• **Task details**: Look through the data below and, wherever a line carries the word "this", please copy that line.

• **Data about app and page elements**:
++++
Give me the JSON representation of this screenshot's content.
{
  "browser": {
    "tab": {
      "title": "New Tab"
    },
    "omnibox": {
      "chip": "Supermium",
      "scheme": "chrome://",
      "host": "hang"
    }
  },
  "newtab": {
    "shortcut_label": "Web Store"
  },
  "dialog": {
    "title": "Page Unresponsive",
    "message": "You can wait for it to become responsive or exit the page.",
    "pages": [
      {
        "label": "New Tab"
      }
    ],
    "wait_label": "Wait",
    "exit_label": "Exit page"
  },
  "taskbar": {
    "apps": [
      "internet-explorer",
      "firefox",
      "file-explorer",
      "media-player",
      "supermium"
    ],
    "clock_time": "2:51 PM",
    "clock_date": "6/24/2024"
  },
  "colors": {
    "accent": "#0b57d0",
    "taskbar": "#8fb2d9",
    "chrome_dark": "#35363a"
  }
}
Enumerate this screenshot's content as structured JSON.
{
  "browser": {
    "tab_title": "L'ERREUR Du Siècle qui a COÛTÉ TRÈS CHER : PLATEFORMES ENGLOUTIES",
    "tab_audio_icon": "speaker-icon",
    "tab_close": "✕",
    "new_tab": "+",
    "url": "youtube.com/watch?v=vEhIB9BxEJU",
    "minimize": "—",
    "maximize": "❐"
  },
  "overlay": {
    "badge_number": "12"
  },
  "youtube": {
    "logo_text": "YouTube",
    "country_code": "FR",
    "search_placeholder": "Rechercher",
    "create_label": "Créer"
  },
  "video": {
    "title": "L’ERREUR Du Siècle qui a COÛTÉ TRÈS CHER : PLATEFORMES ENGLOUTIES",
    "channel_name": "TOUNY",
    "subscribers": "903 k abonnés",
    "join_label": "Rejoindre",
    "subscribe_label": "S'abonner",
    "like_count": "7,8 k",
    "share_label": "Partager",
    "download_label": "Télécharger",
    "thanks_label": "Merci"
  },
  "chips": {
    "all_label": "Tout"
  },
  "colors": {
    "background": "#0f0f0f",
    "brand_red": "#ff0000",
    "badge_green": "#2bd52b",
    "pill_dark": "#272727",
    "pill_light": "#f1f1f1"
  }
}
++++
• **Expected answer**:
Give me the JSON representation of this screenshot's content.
Enumerate this screenshot's content as structured JSON.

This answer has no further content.